FAQ

What can you expect from us?

  • We will listen to your dental problems and try to give you an explanation and solution to those needs.
  • We will follow the latest cross-infection guidelines. Your safety is our primary concern.
  • We will keep you informed of the latest techniques and use the best materials available.
  • We will give you a written estimate detailing any treatment costs and when payment is expected.
  • We will do all we can to keep to time because we know everyone hates to be kept waiting.

What do we expect from you?

  • To attend your appointments promptly, and if you are unable to do this to let us know as soon as possible.
  • To pay for treatment at the end of each visit as requested.
  • To look after the work that we provide for you with the techniques that we will teach you.
  • If you are happy with our visits then please recommend us to anyone you feel would like the services we offer. Our practice grows by recommendations.

How do I book an appointment?

Simply telephone us on 0191 213 0188, or call in to see us. Alternatively, you can request an appointment online by info@grangedentalcentre.co.uk.

Are you taking on new patients?

Yes – we are always happy to see new patients. Many of our new patients are referred to us by our existing ones – if you have been referred by one of our patients, please do let us know so we can thank them.

Can we register at the practice on the NHS?

There is no longer any registration on the NHS. We do see NHS patients for courses of treatment. You can register at the practice by choosing our Preventative Care Plan (for more information click here).

What should I do in an emergency?

If you are a private or practice plan patient please call Harjit on 07794 819 478. Other patients requiring emergency treatment please call us on 0191 213 0188. If the practice is open, we will ensure that we can fit you in on the day. If it is out of hours, there will be a message on our answer machine telling you who to contact.

Can I park at the practice?

There is free public parking available at the rear of the practice. For a local map see our contact us page.

Do you have facilities for disabled people?

The practice has wide and easy access and we are also able to offer ground floor treatment rooms.

Why do treatment plans sometimes vary from one dentist to another?

Variations in prescribing patterns between dentists do occur and are quite common. When examining teeth, dentists go through three steps.
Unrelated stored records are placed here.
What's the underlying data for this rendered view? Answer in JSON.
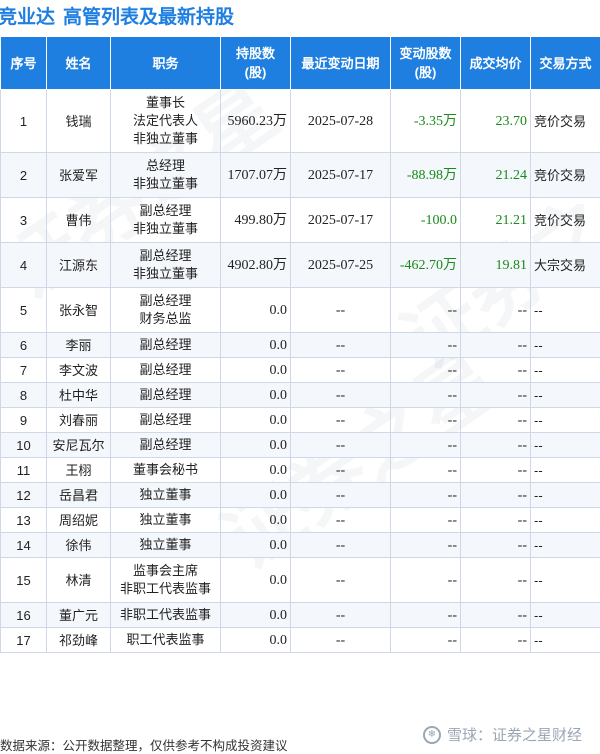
{
  "title": {
    "company": "竞业达",
    "heading": "高管列表及最新持股"
  },
  "columns": [
    "序号",
    "姓名",
    "职务",
    "持股数\n(股)",
    "最近变动日期",
    "变动股数\n(股)",
    "成交均价",
    "交易方式"
  ],
  "rows": [
    {
      "no": "1",
      "name": "钱瑞",
      "position": "董事长\n法定代表人\n非独立董事",
      "shares": "5960.23万",
      "date": "2025-07-28",
      "change": "-3.35万",
      "price": "23.70",
      "method": "竞价交易",
      "h": 3
    },
    {
      "no": "2",
      "name": "张爱军",
      "position": "总经理\n非独立董事",
      "shares": "1707.07万",
      "date": "2025-07-17",
      "change": "-88.98万",
      "price": "21.24",
      "method": "竞价交易",
      "h": 2
    },
    {
      "no": "3",
      "name": "曹伟",
      "position": "副总经理\n非独立董事",
      "shares": "499.80万",
      "date": "2025-07-17",
      "change": "-100.0",
      "price": "21.21",
      "method": "竞价交易",
      "h": 2
    },
    {
      "no": "4",
      "name": "江源东",
      "position": "副总经理\n非独立董事",
      "shares": "4902.80万",
      "date": "2025-07-25",
      "change": "-462.70万",
      "price": "19.81",
      "method": "大宗交易",
      "h": 2
    },
    {
      "no": "5",
      "name": "张永智",
      "position": "副总经理\n财务总监",
      "shares": "0.0",
      "date": "--",
      "change": "--",
      "price": "--",
      "method": "--",
      "h": 2
    },
    {
      "no": "6",
      "name": "李丽",
      "position": "副总经理",
      "shares": "0.0",
      "date": "--",
      "change": "--",
      "price": "--",
      "method": "--",
      "h": 1
    },
    {
      "no": "7",
      "name": "李文波",
      "position": "副总经理",
      "shares": "0.0",
      "date": "--",
      "change": "--",
      "price": "--",
      "method": "--",
      "h": 1
    },
    {
      "no": "8",
      "name": "杜中华",
      "position": "副总经理",
      "shares": "0.0",
      "date": "--",
      "change": "--",
      "price": "--",
      "method": "--",
      "h": 1
    },
    {
      "no": "9",
      "name": "刘春丽",
      "position": "副总经理",
      "shares": "0.0",
      "date": "--",
      "change": "--",
      "price": "--",
      "method": "--",
      "h": 1
    },
    {
      "no": "10",
      "name": "安尼瓦尔",
      "position": "副总经理",
      "shares": "0.0",
      "date": "--",
      "change": "--",
      "price": "--",
      "method": "--",
      "h": 1
    },
    {
      "no": "11",
      "name": "王栩",
      "position": "董事会秘书",
      "shares": "0.0",
      "date": "--",
      "change": "--",
      "price": "--",
      "method": "--",
      "h": 1
    },
    {
      "no": "12",
      "name": "岳昌君",
      "position": "独立董事",
      "shares": "0.0",
      "date": "--",
      "change": "--",
      "price": "--",
      "method": "--",
      "h": 1
    },
    {
      "no": "13",
      "name": "周绍妮",
      "position": "独立董事",
      "shares": "0.0",
      "date": "--",
      "change": "--",
      "price": "--",
      "method": "--",
      "h": 1
    },
    {
      "no": "14",
      "name": "徐伟",
      "position": "独立董事",
      "shares": "0.0",
      "date": "--",
      "change": "--",
      "price": "--",
      "method": "--",
      "h": 1
    },
    {
      "no": "15",
      "name": "林清",
      "position": "监事会主席\n非职工代表监事",
      "shares": "0.0",
      "date": "--",
      "change": "--",
      "price": "--",
      "method": "--",
      "h": 2
    },
    {
      "no": "16",
      "name": "董广元",
      "position": "非职工代表监事",
      "shares": "0.0",
      "date": "--",
      "change": "--",
      "price": "--",
      "method": "--",
      "h": 1
    },
    {
      "no": "17",
      "name": "祁劲峰",
      "position": "职工代表监事",
      "shares": "0.0",
      "date": "--",
      "change": "--",
      "price": "--",
      "method": "--",
      "h": 1
    }
  ],
  "footer": "数据来源：公开数据整理，仅供参考不构成投资建议",
  "brand": "雪球：证券之星财经",
  "watermark": "证券之星",
  "colors": {
    "header_bg": "#1f7fe0",
    "positive": "#1a8a1a",
    "title": "#1f7fe0"
  }
}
They consider first ‘is there anything wrong with the tooth?’; if so ‘does it need treatment?’ and finally, if it does, ‘what treatment is necessary?’. They will then discuss the treatment options with the patient.

There is little disagreement amoung dentists as to whether there is anything wrong with a tooth. Dental decay is a very slowly progressive disease, and therefore the question of whether a problem requires treatment could reasonably be ‘yes’, ‘no’ or ‘not yet’. If a patient is a regular attender and has seen the same dentist within the previous year, it may well be in the patient’s interests to keep a minor problem under observation. On the other hand it might be better for a patient who attends occasionally, or who is attending for the first time, to have all the problems dealt with.
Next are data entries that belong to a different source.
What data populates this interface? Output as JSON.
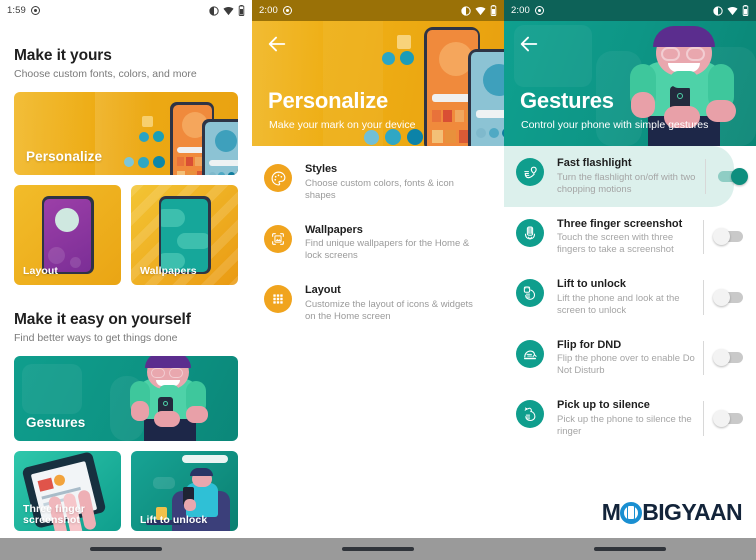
{
  "watermark": {
    "pre": "M",
    "post": "BIGYAAN"
  },
  "left": {
    "statusbar": {
      "time": "1:59",
      "icons": [
        "dnd-icon",
        "wifi-icon",
        "battery-icon"
      ]
    },
    "sections": [
      {
        "title": "Make it yours",
        "subtitle": "Choose custom fonts, colors, and more",
        "hero": {
          "label": "Personalize"
        },
        "cards": [
          {
            "label": "Layout"
          },
          {
            "label": "Wallpapers"
          }
        ]
      },
      {
        "title": "Make it easy on yourself",
        "subtitle": "Find better ways to get things done",
        "hero": {
          "label": "Gestures"
        },
        "cards": [
          {
            "label": "Three finger screenshot"
          },
          {
            "label": "Lift to unlock"
          }
        ]
      }
    ]
  },
  "middle": {
    "statusbar": {
      "time": "2:00"
    },
    "hero": {
      "title": "Personalize",
      "subtitle": "Make your mark on your device",
      "back": "back-arrow"
    },
    "items": [
      {
        "title": "Styles",
        "desc": "Choose custom colors, fonts & icon shapes",
        "icon": "palette-icon"
      },
      {
        "title": "Wallpapers",
        "desc": "Find unique wallpapers for the Home & lock screens",
        "icon": "wallpaper-icon"
      },
      {
        "title": "Layout",
        "desc": "Customize the layout of icons & widgets on the Home screen",
        "icon": "grid-icon"
      }
    ],
    "accent": "#F0A41E"
  },
  "right": {
    "statusbar": {
      "time": "2:00"
    },
    "hero": {
      "title": "Gestures",
      "subtitle": "Control your phone with simple gestures",
      "back": "back-arrow"
    },
    "items": [
      {
        "title": "Fast flashlight",
        "desc": "Turn the flashlight on/off with two chopping motions",
        "icon": "chop-flashlight-icon",
        "toggle": "on",
        "selected": true
      },
      {
        "title": "Three finger screenshot",
        "desc": "Touch the screen with three fingers to take a screenshot",
        "icon": "three-finger-icon",
        "toggle": "off",
        "selected": false
      },
      {
        "title": "Lift to unlock",
        "desc": "Lift the phone and look at the screen to unlock",
        "icon": "lift-unlock-icon",
        "toggle": "off",
        "selected": false
      },
      {
        "title": "Flip for DND",
        "desc": "Flip the phone over to enable Do Not Disturb",
        "icon": "flip-dnd-icon",
        "toggle": "off",
        "selected": false
      },
      {
        "title": "Pick up to silence",
        "desc": "Pick up the phone to silence the ringer",
        "icon": "pickup-silence-icon",
        "toggle": "off",
        "selected": false
      }
    ],
    "accent": "#0F9E8D"
  }
}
If treatment is needed, there are a wide range of options. The most appropriate treatment is a matter of judgement by the dentist and may depend on the patient’s attention to oral hygiene and the likely cost to the patient. Some dentists adopt a more cautious approach and only recommend a complex treatment if a more simple proceedure has failed. In making these decisions, dentists are influenced by the wishes of the patient.

A dentist’s advice about treatment will depend on a number of factors – whether the patient has been seen before, the dentist’s understanding of a particular problem that the patient might have (for example, a cavity which has been present for some time but is not progressing), the patient’s oral hygiene (which might make certain advanced forms of treatment less feasible), the patient’s timescale (a patient might be looking for a major overhaul or for simple maintenance) and so on.

For every dental problem there is a decision to be made about whether to treat or not, and if treatment is decided on, the type of treatment to be given. The decision must always be the patient’s, however. All treatment must have the patient’s informed consent. If you are concerned about a dentist’s treatment proposal, ask questions – ask to be shown the problem in a mirror, or with a diagram.